*Assignment*. Quote the listing below in its entirety, omitting every image.
======
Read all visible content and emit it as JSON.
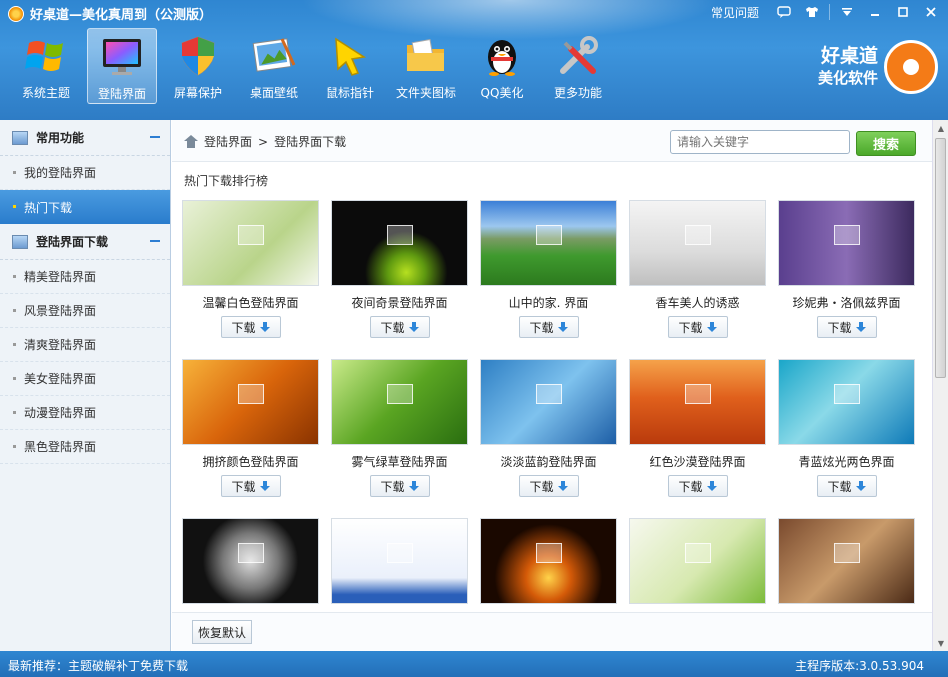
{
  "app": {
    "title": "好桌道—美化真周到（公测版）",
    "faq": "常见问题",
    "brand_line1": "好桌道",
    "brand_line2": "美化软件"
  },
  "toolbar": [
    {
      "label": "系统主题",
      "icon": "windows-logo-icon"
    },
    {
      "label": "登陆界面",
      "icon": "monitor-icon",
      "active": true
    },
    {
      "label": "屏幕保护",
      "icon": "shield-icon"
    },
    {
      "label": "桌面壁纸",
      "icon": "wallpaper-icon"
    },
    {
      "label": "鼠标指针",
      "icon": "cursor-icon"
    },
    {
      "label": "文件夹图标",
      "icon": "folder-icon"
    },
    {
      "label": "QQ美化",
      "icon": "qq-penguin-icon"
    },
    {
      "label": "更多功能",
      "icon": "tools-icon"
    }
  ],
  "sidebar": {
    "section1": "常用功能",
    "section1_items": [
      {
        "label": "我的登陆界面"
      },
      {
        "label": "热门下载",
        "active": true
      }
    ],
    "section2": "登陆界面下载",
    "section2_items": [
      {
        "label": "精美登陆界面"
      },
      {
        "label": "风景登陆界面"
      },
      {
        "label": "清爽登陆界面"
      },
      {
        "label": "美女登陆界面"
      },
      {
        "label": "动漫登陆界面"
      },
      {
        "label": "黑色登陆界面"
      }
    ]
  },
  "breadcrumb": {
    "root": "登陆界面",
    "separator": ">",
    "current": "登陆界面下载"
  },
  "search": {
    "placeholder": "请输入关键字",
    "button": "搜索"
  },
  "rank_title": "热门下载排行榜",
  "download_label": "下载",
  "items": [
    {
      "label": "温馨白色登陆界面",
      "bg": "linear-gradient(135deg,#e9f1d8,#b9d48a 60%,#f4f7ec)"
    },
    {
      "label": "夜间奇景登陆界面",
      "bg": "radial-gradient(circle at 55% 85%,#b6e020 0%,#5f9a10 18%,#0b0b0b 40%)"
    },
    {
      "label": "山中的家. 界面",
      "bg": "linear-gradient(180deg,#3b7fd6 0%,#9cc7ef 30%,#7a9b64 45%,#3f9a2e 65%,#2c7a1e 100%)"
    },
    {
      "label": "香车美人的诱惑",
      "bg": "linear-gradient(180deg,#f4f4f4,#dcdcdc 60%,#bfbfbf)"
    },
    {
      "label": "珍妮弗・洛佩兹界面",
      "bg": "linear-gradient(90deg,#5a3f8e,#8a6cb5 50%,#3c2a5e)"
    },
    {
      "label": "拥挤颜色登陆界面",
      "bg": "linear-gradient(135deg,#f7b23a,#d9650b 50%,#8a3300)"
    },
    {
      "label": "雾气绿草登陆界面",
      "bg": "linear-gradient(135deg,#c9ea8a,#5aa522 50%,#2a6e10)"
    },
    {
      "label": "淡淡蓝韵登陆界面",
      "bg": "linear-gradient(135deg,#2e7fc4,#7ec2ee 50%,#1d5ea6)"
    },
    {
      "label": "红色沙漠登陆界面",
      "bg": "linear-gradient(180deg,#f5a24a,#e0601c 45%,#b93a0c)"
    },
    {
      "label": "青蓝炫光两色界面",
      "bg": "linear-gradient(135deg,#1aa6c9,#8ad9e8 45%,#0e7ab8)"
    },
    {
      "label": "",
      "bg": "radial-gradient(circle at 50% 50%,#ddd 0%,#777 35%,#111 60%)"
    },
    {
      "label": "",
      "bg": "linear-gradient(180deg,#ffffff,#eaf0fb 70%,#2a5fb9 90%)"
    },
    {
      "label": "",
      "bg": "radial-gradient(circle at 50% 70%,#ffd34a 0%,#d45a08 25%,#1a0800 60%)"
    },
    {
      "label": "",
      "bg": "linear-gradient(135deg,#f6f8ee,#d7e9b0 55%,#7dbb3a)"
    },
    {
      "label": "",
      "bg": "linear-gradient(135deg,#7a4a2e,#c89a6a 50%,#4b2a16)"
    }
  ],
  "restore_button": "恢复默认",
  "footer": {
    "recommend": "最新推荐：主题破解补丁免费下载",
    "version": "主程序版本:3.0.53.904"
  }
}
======
*Answer to this task*.
Read all visible content and emit it as JSON.
{
  "app": {
    "title": "好桌道—美化真周到（公测版）",
    "faq": "常见问题",
    "brand_line1": "好桌道",
    "brand_line2": "美化软件"
  },
  "toolbar": [
    {
      "label": "系统主题",
      "icon": "windows-logo-icon"
    },
    {
      "label": "登陆界面",
      "icon": "monitor-icon",
      "active": true
    },
    {
      "label": "屏幕保护",
      "icon": "shield-icon"
    },
    {
      "label": "桌面壁纸",
      "icon": "wallpaper-icon"
    },
    {
      "label": "鼠标指针",
      "icon": "cursor-icon"
    },
    {
      "label": "文件夹图标",
      "icon": "folder-icon"
    },
    {
      "label": "QQ美化",
      "icon": "qq-penguin-icon"
    },
    {
      "label": "更多功能",
      "icon": "tools-icon"
    }
  ],
  "sidebar": {
    "section1": "常用功能",
    "section1_items": [
      {
        "label": "我的登陆界面"
      },
      {
        "label": "热门下载",
        "active": true
      }
    ],
    "section2": "登陆界面下载",
    "section2_items": [
      {
        "label": "精美登陆界面"
      },
      {
        "label": "风景登陆界面"
      },
      {
        "label": "清爽登陆界面"
      },
      {
        "label": "美女登陆界面"
      },
      {
        "label": "动漫登陆界面"
      },
      {
        "label": "黑色登陆界面"
      }
    ]
  },
  "breadcrumb": {
    "root": "登陆界面",
    "separator": ">",
    "current": "登陆界面下载"
  },
  "search": {
    "placeholder": "请输入关键字",
    "button": "搜索"
  },
  "rank_title": "热门下载排行榜",
  "download_label": "下载",
  "items": [
    {
      "label": "温馨白色登陆界面",
      "bg": "linear-gradient(135deg,#e9f1d8,#b9d48a 60%,#f4f7ec)"
    },
    {
      "label": "夜间奇景登陆界面",
      "bg": "radial-gradient(circle at 55% 85%,#b6e020 0%,#5f9a10 18%,#0b0b0b 40%)"
    },
    {
      "label": "山中的家. 界面",
      "bg": "linear-gradient(180deg,#3b7fd6 0%,#9cc7ef 30%,#7a9b64 45%,#3f9a2e 65%,#2c7a1e 100%)"
    },
    {
      "label": "香车美人的诱惑",
      "bg": "linear-gradient(180deg,#f4f4f4,#dcdcdc 60%,#bfbfbf)"
    },
    {
      "label": "珍妮弗・洛佩兹界面",
      "bg": "linear-gradient(90deg,#5a3f8e,#8a6cb5 50%,#3c2a5e)"
    },
    {
      "label": "拥挤颜色登陆界面",
      "bg": "linear-gradient(135deg,#f7b23a,#d9650b 50%,#8a3300)"
    },
    {
      "label": "雾气绿草登陆界面",
      "bg": "linear-gradient(135deg,#c9ea8a,#5aa522 50%,#2a6e10)"
    },
    {
      "label": "淡淡蓝韵登陆界面",
      "bg": "linear-gradient(135deg,#2e7fc4,#7ec2ee 50%,#1d5ea6)"
    },
    {
      "label": "红色沙漠登陆界面",
      "bg": "linear-gradient(180deg,#f5a24a,#e0601c 45%,#b93a0c)"
    },
    {
      "label": "青蓝炫光两色界面",
      "bg": "linear-gradient(135deg,#1aa6c9,#8ad9e8 45%,#0e7ab8)"
    },
    {
      "label": "",
      "bg": "radial-gradient(circle at 50% 50%,#ddd 0%,#777 35%,#111 60%)"
    },
    {
      "label": "",
      "bg": "linear-gradient(180deg,#ffffff,#eaf0fb 70%,#2a5fb9 90%)"
    },
    {
      "label": "",
      "bg": "radial-gradient(circle at 50% 70%,#ffd34a 0%,#d45a08 25%,#1a0800 60%)"
    },
    {
      "label": "",
      "bg": "linear-gradient(135deg,#f6f8ee,#d7e9b0 55%,#7dbb3a)"
    },
    {
      "label": "",
      "bg": "linear-gradient(135deg,#7a4a2e,#c89a6a 50%,#4b2a16)"
    }
  ],
  "restore_button": "恢复默认",
  "footer": {
    "recommend": "最新推荐：主题破解补丁免费下载",
    "version": "主程序版本:3.0.53.904"
  }
}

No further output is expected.